You forget what a large catalogue of songs Neil Diamond had, and we surprised ourselves with how many of the words we remembered.

After that, it was time for bed. It certainly had been a busy and full day.  Well worth travelling up for the weekend. 

Monday, 21 May 2018

Off to Canowindra

Now that life is going to settle down a bit it is time to do a bit of a catch up on what we have been up to over the last few weeks.  

Autumn is the best time of the year in this part of the world so there are always lots of things going on, and we like to take in as much as we can.

Let's go back to Friday 27 April, when we headed off in our caravan once again, travelling all of one and a half hour from home to the lovely little town of Canowindra.


The trees are meant to be sporting their colourful foliage by then, but this year being so hot and dry they were only just starting to turn.  

We set up camp in the  local showground, along with many other vans, for the annual Canowindra International Balloon Festival.  We attended last year, but only travelled up and back on the Saturday.



Once we were set up we went exploring on foot.  Canowindra is a place we often call into for a cuppa and a wander up the main street.  This time we ventured further afield.  There is a disused railway line and we found an old turntable.  Looking at the number of goods sheds it must have had quite a substantial rail precinct in former times.


The main street has lovely old buildings and is famous for being crooked and for the bushranger Ben Hall and his gang holding up the town and partying in the pub for three days.


In the hall we came across some markets where there were some very clever people.  Maybe some bits and bobs came away with us.


The town really embraces the balloon festival, with children's art festooning some of the shop windows.



Eventually, we headed back towards camp, through this park.  We've often driven past, but never been in the park before, with its lovely palm trees.  For a small town, they have two great parks.



The reason we were heading back is that the balloons were due to have an afternoon flight.  It was a tad breezy, so some opted not to fly.  It is quite a job rolling them out and untying them prior to inflation.


Then they wait for the OK to start proceedings.  The red flag means not yet.  As it was breezy, they were wondering if it would be followed by a black flag, which means that the proceedings are cancelled.


However, it was followed by a yellow flag which means start in five minutes.


And now it was all systems go.


And we huff and we puff.....


And keep huffing and puffing...


Nearly there...


And we have lift off....



And we're away.

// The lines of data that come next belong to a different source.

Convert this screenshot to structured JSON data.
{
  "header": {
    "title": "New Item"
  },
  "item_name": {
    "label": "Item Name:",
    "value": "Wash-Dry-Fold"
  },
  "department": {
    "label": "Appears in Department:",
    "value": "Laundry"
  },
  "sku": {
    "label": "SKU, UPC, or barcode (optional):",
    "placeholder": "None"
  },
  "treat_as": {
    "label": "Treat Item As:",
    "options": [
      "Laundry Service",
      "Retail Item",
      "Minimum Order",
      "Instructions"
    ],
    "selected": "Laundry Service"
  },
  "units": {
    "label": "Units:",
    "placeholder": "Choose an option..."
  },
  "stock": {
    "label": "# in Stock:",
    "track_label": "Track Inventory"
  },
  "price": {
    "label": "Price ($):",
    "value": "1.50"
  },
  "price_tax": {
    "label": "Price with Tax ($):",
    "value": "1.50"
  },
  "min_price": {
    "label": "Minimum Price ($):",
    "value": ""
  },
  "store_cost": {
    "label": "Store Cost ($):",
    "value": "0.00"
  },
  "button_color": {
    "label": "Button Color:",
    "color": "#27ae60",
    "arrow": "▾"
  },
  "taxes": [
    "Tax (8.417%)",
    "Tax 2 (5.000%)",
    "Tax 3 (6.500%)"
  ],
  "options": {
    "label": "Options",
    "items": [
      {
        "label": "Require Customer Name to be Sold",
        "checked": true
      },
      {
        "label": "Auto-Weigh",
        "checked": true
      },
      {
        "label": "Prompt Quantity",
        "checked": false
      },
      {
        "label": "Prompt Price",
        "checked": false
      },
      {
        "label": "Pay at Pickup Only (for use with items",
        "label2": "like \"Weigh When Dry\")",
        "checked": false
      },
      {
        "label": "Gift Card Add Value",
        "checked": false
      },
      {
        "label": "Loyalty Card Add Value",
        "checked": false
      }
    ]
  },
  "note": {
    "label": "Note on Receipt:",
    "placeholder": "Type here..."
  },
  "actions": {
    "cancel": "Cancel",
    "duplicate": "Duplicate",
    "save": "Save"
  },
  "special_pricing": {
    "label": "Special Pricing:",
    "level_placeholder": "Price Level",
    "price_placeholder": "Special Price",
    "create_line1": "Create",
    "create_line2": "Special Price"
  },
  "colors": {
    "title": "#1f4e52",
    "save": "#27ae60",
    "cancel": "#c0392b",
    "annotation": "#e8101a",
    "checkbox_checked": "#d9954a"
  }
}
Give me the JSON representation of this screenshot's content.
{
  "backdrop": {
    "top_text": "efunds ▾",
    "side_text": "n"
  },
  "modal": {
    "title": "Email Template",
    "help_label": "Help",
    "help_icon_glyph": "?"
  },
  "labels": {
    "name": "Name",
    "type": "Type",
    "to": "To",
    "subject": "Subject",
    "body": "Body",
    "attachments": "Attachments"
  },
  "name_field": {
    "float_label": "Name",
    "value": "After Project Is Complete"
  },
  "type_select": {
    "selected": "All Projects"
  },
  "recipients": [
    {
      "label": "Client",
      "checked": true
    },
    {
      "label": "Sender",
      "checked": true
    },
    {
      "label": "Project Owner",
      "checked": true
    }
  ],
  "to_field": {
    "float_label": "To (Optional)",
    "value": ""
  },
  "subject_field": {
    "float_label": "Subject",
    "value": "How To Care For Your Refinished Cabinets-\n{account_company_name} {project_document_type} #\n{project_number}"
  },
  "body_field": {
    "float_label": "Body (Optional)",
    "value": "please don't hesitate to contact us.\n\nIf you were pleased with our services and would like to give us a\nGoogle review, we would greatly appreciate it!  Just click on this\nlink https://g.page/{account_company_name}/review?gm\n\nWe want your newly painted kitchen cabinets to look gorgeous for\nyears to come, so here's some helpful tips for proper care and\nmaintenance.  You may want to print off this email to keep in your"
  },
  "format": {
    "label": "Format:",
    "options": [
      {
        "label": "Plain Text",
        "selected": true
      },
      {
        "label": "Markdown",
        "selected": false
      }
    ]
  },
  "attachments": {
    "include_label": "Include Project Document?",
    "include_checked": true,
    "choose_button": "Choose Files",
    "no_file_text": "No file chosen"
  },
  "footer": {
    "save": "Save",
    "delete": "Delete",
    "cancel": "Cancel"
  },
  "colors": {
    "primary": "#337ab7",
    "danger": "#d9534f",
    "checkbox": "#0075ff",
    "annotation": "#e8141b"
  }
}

The team on this balloon seemed to be speaking French, and having watched this take off, I decided it was my favourite for the weekend.


Meanwhile the oval was full of balloons getting ready to take off.


And they're on their way and it was all over from our perspective.  Several people will chase them, but we went back to camp.


The day ended with a lovely sunset.


After dinner, we joined our friendly neighbours around a fire.  What a wonderful way to end a fun day.